EXERCISE DETAILS: Scan the entries below for "which" and copy each line that holds it.

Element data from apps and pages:
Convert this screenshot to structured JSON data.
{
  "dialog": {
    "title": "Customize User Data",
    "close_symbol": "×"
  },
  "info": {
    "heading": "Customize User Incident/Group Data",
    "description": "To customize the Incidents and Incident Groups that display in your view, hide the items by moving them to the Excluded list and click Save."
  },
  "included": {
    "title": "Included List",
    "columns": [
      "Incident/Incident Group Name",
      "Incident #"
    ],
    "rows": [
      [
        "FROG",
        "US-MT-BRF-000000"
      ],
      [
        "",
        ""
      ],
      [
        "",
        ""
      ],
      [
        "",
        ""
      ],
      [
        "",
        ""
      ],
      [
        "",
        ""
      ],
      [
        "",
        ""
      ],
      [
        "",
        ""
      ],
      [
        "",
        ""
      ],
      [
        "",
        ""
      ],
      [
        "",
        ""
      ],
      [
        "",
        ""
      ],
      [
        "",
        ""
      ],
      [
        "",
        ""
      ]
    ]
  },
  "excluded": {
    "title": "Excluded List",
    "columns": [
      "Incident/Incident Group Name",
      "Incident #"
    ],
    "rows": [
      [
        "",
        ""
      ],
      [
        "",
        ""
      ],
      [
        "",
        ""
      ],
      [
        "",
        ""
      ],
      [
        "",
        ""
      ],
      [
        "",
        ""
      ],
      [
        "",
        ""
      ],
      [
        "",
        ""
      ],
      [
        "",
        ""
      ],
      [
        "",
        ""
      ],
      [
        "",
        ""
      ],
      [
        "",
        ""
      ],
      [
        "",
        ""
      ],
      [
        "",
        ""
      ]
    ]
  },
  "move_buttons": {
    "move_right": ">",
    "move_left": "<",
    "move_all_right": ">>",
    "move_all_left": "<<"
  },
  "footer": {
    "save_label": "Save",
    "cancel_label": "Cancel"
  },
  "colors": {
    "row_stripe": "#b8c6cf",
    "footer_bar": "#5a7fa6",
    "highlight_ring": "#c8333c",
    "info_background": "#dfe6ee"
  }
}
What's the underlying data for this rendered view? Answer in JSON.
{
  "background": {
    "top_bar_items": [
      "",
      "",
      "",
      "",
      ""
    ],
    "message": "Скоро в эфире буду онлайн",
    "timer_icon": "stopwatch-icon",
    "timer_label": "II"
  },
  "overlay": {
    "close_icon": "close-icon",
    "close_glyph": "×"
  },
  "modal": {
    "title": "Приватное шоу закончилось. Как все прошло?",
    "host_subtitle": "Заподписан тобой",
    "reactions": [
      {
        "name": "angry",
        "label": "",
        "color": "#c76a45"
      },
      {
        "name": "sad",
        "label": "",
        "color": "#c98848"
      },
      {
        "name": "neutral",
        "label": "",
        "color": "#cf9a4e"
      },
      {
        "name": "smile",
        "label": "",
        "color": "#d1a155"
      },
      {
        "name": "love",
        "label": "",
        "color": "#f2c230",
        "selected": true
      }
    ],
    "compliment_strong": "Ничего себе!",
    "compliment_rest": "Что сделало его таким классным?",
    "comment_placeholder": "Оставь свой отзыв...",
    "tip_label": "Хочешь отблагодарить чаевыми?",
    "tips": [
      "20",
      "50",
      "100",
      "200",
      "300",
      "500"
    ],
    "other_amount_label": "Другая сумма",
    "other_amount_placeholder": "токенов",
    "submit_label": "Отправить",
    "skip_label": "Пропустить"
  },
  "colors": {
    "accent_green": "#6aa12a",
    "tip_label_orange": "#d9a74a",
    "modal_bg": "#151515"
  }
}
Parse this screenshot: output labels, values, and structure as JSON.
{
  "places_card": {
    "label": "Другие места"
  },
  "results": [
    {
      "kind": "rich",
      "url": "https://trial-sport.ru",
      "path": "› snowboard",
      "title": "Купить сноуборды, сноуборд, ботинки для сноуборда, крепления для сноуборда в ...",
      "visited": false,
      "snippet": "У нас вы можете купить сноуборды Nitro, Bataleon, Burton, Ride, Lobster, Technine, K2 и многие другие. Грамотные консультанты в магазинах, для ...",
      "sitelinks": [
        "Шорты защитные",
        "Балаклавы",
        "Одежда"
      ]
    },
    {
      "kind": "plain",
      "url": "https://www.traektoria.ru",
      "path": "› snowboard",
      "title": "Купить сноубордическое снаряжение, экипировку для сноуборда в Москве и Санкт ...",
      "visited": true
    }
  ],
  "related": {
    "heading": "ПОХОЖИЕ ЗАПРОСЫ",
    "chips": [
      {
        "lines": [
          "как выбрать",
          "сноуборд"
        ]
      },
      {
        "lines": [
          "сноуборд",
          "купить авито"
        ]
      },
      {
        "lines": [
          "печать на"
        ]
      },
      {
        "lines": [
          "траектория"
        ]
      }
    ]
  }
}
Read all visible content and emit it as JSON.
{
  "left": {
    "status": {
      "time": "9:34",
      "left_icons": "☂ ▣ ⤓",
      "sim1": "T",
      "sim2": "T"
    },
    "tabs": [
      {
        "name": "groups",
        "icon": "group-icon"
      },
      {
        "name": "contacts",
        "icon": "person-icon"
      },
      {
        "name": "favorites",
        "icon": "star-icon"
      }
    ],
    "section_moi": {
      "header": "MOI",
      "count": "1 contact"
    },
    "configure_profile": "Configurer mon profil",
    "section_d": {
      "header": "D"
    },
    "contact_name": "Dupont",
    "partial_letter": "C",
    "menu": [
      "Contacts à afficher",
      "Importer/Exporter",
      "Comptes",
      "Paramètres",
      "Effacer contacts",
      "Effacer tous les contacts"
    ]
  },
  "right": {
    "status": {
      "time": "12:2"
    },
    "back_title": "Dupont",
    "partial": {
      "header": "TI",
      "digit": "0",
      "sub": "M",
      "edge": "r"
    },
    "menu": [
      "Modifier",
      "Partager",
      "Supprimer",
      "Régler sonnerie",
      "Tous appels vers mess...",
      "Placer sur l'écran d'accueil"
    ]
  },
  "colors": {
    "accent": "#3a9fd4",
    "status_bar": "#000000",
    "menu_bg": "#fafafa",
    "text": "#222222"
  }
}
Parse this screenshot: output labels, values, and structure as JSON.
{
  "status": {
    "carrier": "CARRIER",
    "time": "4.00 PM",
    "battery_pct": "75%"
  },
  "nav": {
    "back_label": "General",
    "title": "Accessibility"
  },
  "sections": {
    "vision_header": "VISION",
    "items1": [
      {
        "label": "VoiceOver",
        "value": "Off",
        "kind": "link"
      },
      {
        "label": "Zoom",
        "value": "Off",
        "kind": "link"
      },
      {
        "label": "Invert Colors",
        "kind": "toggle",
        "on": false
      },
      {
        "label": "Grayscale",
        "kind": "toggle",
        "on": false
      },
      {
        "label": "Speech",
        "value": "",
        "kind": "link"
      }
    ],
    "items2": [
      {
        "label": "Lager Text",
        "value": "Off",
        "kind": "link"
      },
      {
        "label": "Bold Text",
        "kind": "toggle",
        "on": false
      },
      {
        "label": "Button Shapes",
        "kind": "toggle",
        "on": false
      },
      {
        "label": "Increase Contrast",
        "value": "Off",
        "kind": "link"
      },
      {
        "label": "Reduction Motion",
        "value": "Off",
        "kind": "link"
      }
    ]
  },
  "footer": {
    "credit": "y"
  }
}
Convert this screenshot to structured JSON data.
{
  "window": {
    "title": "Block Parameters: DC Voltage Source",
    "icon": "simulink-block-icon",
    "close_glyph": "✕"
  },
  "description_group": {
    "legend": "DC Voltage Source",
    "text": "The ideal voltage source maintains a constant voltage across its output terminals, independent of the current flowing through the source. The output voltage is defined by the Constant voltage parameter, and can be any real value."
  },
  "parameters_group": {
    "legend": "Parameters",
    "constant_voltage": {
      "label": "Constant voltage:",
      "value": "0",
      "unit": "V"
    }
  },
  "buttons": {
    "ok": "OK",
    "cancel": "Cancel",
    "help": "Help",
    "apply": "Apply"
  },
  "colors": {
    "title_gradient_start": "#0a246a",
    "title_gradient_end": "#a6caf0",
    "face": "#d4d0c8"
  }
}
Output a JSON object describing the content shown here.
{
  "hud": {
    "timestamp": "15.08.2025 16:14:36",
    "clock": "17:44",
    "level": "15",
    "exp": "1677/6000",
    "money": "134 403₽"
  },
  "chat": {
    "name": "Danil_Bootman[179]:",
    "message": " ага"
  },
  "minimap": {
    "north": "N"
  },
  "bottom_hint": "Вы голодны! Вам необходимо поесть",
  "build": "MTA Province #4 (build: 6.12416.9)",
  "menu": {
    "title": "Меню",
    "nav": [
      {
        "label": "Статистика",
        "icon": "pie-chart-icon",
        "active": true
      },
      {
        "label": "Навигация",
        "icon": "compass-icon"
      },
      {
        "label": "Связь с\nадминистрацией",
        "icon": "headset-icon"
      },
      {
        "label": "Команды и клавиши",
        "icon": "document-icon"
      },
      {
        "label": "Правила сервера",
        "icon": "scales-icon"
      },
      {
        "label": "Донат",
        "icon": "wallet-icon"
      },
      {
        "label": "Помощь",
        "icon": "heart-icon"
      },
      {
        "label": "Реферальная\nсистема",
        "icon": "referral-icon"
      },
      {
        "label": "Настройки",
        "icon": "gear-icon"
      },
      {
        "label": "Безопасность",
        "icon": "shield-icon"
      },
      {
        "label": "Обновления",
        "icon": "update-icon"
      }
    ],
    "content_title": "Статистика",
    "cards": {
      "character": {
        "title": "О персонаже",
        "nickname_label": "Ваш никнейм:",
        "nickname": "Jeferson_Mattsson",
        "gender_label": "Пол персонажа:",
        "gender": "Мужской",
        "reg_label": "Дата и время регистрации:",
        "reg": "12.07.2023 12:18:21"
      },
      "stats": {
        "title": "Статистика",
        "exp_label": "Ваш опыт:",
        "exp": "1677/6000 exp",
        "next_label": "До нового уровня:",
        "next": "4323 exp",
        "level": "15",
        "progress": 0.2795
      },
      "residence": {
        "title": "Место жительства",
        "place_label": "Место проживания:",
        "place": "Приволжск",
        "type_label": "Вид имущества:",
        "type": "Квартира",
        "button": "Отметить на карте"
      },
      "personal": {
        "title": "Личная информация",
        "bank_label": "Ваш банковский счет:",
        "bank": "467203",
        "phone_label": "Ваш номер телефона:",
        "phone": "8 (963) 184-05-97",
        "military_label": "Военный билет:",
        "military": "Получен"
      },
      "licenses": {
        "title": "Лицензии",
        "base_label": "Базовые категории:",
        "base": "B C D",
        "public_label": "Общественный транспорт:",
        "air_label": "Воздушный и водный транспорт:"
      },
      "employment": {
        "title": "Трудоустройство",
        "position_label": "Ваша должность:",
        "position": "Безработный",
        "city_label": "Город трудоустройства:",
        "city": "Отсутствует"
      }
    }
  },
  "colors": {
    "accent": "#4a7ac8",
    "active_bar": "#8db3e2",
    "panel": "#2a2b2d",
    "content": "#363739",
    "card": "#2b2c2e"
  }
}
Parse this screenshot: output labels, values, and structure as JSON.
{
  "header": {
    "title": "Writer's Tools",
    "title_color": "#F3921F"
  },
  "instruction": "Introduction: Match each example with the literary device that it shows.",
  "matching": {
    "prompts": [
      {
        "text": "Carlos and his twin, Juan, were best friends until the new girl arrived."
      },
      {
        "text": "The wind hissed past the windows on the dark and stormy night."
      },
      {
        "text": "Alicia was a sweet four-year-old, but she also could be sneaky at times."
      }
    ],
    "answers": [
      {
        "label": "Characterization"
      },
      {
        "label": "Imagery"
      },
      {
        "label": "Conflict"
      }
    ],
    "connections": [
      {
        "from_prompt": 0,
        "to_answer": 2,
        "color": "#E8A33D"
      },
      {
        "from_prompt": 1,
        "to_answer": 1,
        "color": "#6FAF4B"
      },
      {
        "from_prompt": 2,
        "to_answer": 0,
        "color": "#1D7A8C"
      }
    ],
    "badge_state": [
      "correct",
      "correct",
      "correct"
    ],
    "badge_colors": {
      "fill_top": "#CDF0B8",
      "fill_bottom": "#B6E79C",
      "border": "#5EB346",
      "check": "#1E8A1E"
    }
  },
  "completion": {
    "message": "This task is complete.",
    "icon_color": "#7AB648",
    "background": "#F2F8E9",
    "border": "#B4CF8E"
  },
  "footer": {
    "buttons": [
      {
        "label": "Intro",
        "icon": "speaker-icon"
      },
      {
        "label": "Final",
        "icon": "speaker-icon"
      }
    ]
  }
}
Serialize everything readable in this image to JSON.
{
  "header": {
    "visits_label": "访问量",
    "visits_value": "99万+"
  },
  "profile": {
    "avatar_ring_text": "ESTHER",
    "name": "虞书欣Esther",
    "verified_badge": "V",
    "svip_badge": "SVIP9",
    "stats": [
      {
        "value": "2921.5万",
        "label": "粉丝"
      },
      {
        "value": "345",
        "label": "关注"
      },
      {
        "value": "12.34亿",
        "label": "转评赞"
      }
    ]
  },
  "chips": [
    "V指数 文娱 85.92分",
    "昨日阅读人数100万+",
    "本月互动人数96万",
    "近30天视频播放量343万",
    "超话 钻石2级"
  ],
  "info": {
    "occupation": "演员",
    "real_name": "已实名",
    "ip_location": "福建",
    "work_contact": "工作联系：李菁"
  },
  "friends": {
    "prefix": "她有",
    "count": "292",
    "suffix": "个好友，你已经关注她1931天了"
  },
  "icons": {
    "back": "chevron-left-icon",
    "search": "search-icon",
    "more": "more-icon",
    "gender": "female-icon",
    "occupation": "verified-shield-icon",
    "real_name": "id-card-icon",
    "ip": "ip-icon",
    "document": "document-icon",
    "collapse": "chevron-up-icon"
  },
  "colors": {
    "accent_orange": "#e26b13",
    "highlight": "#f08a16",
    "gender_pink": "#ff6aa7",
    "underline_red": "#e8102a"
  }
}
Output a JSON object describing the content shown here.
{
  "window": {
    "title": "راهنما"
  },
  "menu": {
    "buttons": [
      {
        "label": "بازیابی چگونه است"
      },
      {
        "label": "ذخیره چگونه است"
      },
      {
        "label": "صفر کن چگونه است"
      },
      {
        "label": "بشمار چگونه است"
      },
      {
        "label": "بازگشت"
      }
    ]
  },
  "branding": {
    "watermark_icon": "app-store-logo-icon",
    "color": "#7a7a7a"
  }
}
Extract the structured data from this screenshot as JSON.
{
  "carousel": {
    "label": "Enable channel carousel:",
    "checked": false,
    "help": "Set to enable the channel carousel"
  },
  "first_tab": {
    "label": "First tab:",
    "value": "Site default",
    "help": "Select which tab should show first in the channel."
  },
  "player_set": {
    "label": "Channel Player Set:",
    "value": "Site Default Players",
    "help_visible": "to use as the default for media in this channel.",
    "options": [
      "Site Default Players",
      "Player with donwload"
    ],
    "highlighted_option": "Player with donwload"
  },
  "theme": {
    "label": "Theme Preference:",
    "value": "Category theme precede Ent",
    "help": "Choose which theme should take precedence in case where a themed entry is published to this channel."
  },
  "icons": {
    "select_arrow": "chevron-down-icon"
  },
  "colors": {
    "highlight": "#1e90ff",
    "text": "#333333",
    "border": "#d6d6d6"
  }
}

RESPONSE FOR THIS EXERCISE:
    "help": "Select which tab should show first in the channel."
    "help": "Choose which theme should take precedence in case where a themed entry is published to this channel."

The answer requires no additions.